Hull’s last remaining 20th century Scotch Derrick crane is to be restored, thanks to the National Lottery Heritage Fund and Hull City Council.
The Hull Maritime project is looking to appoint a contractor to dismantle, restore and relocate the crane as a safe structure, retaining its historical details and significance.
The 20th century Scotch Derrick crane, sometimes known as a Stiff leg derrick, is located at the North End Shipyard, reflecting 400 years of shipbuilding history. The dry dock will become the permanent home of the Arctic Corsair along with a new visitor centre. The restored crane will form part of the transformation of this area and new visitor attraction.
It is believed to have been installed when the former lock pit was upgraded into a better dry dock in the late 1950s. Now, a rare survivor on the River Hull, reflecting the active shipbuilding that continued in this area in more recent times, the crane will be restored and relocated for visitors to appreciate for years to come.

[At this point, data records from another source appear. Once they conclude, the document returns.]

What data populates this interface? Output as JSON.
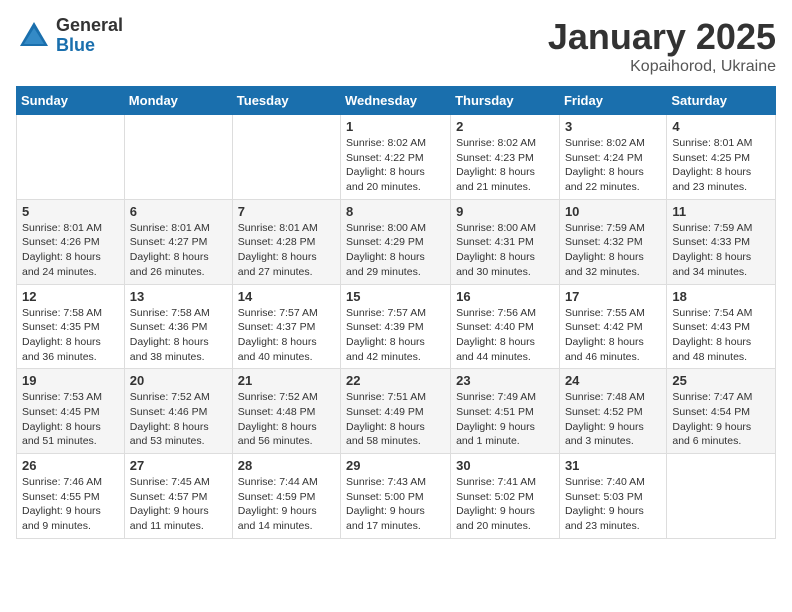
{
  "logo": {
    "general": "General",
    "blue": "Blue"
  },
  "title": "January 2025",
  "location": "Kopaihorod, Ukraine",
  "days_header": [
    "Sunday",
    "Monday",
    "Tuesday",
    "Wednesday",
    "Thursday",
    "Friday",
    "Saturday"
  ],
  "weeks": [
    [
      {
        "day": "",
        "info": ""
      },
      {
        "day": "",
        "info": ""
      },
      {
        "day": "",
        "info": ""
      },
      {
        "day": "1",
        "info": "Sunrise: 8:02 AM\nSunset: 4:22 PM\nDaylight: 8 hours\nand 20 minutes."
      },
      {
        "day": "2",
        "info": "Sunrise: 8:02 AM\nSunset: 4:23 PM\nDaylight: 8 hours\nand 21 minutes."
      },
      {
        "day": "3",
        "info": "Sunrise: 8:02 AM\nSunset: 4:24 PM\nDaylight: 8 hours\nand 22 minutes."
      },
      {
        "day": "4",
        "info": "Sunrise: 8:01 AM\nSunset: 4:25 PM\nDaylight: 8 hours\nand 23 minutes."
      }
    ],
    [
      {
        "day": "5",
        "info": "Sunrise: 8:01 AM\nSunset: 4:26 PM\nDaylight: 8 hours\nand 24 minutes."
      },
      {
        "day": "6",
        "info": "Sunrise: 8:01 AM\nSunset: 4:27 PM\nDaylight: 8 hours\nand 26 minutes."
      },
      {
        "day": "7",
        "info": "Sunrise: 8:01 AM\nSunset: 4:28 PM\nDaylight: 8 hours\nand 27 minutes."
      },
      {
        "day": "8",
        "info": "Sunrise: 8:00 AM\nSunset: 4:29 PM\nDaylight: 8 hours\nand 29 minutes."
      },
      {
        "day": "9",
        "info": "Sunrise: 8:00 AM\nSunset: 4:31 PM\nDaylight: 8 hours\nand 30 minutes."
      },
      {
        "day": "10",
        "info": "Sunrise: 7:59 AM\nSunset: 4:32 PM\nDaylight: 8 hours\nand 32 minutes."
      },
      {
        "day": "11",
        "info": "Sunrise: 7:59 AM\nSunset: 4:33 PM\nDaylight: 8 hours\nand 34 minutes."
      }
    ],
    [
      {
        "day": "12",
        "info": "Sunrise: 7:58 AM\nSunset: 4:35 PM\nDaylight: 8 hours\nand 36 minutes."
      },
      {
        "day": "13",
        "info": "Sunrise: 7:58 AM\nSunset: 4:36 PM\nDaylight: 8 hours\nand 38 minutes."
      },
      {
        "day": "14",
        "info": "Sunrise: 7:57 AM\nSunset: 4:37 PM\nDaylight: 8 hours\nand 40 minutes."
      },
      {
        "day": "15",
        "info": "Sunrise: 7:57 AM\nSunset: 4:39 PM\nDaylight: 8 hours\nand 42 minutes."
      },
      {
        "day": "16",
        "info": "Sunrise: 7:56 AM\nSunset: 4:40 PM\nDaylight: 8 hours\nand 44 minutes."
      },
      {
        "day": "17",
        "info": "Sunrise: 7:55 AM\nSunset: 4:42 PM\nDaylight: 8 hours\nand 46 minutes."
      },
      {
        "day": "18",
        "info": "Sunrise: 7:54 AM\nSunset: 4:43 PM\nDaylight: 8 hours\nand 48 minutes."
      }
    ],
    [
      {
        "day": "19",
        "info": "Sunrise: 7:53 AM\nSunset: 4:45 PM\nDaylight: 8 hours\nand 51 minutes."
      },
      {
        "day": "20",
        "info": "Sunrise: 7:52 AM\nSunset: 4:46 PM\nDaylight: 8 hours\nand 53 minutes."
      },
      {
        "day": "21",
        "info": "Sunrise: 7:52 AM\nSunset: 4:48 PM\nDaylight: 8 hours\nand 56 minutes."
      },
      {
        "day": "22",
        "info": "Sunrise: 7:51 AM\nSunset: 4:49 PM\nDaylight: 8 hours\nand 58 minutes."
      },
      {
        "day": "23",
        "info": "Sunrise: 7:49 AM\nSunset: 4:51 PM\nDaylight: 9 hours\nand 1 minute."
      },
      {
        "day": "24",
        "info": "Sunrise: 7:48 AM\nSunset: 4:52 PM\nDaylight: 9 hours\nand 3 minutes."
      },
      {
        "day": "25",
        "info": "Sunrise: 7:47 AM\nSunset: 4:54 PM\nDaylight: 9 hours\nand 6 minutes."
      }
    ],
    [
      {
        "day": "26",
        "info": "Sunrise: 7:46 AM\nSunset: 4:55 PM\nDaylight: 9 hours\nand 9 minutes."
      },
      {
        "day": "27",
        "info": "Sunrise: 7:45 AM\nSunset: 4:57 PM\nDaylight: 9 hours\nand 11 minutes."
      },
      {
        "day": "28",
        "info": "Sunrise: 7:44 AM\nSunset: 4:59 PM\nDaylight: 9 hours\nand 14 minutes."
      },
      {
        "day": "29",
        "info": "Sunrise: 7:43 AM\nSunset: 5:00 PM\nDaylight: 9 hours\nand 17 minutes."
      },
      {
        "day": "30",
        "info": "Sunrise: 7:41 AM\nSunset: 5:02 PM\nDaylight: 9 hours\nand 20 minutes."
      },
      {
        "day": "31",
        "info": "Sunrise: 7:40 AM\nSunset: 5:03 PM\nDaylight: 9 hours\nand 23 minutes."
      },
      {
        "day": "",
        "info": ""
      }
    ]
  ]
}
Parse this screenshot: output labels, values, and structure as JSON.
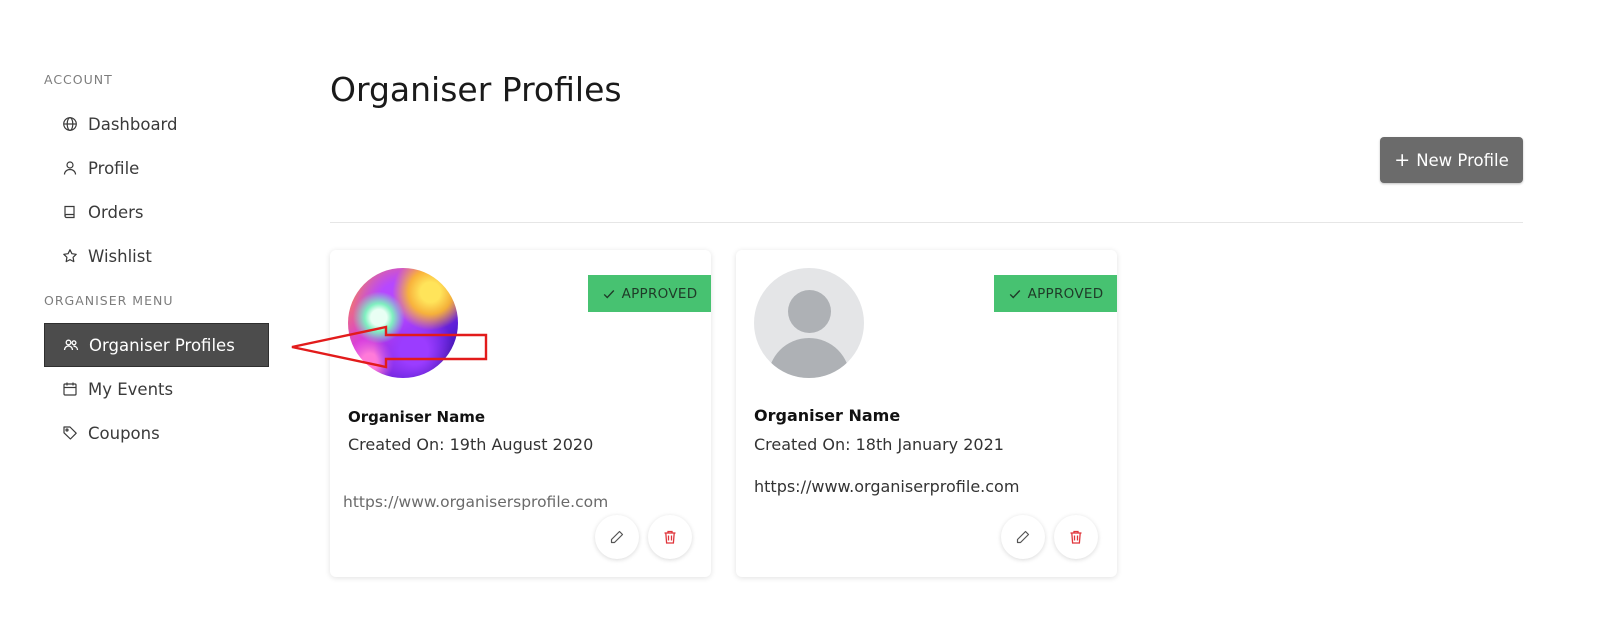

Councillor Daren Hale, Portfolio Holder for Economic Investment, Regeneration and Planning, Land and Property, said: “We’re looking for a company to repair and restore this disused crane so it can become a visitor attraction in its own right.
“The 20th century Scotch Derrick crane is a key symbol of recent maritime past and vital it’s retained as a heritage feature to tell its fascinating story.”
Work to dismantle and remove the 18 tonne crane is expected to start in spring 2021.
The Hull Maritime project, funded by Hull City Council and the National Lottery Heritage Fund, encompasses the redevelopment of five historic sites in Hull city centre: the transformation of the Grade II* Hull Maritime Museum and the Dock Office Chambers, the creation of a new visitor attraction at the North End Shipyard and the restoration two historic vessels, the Arctic Corsair and Spurn Lightship.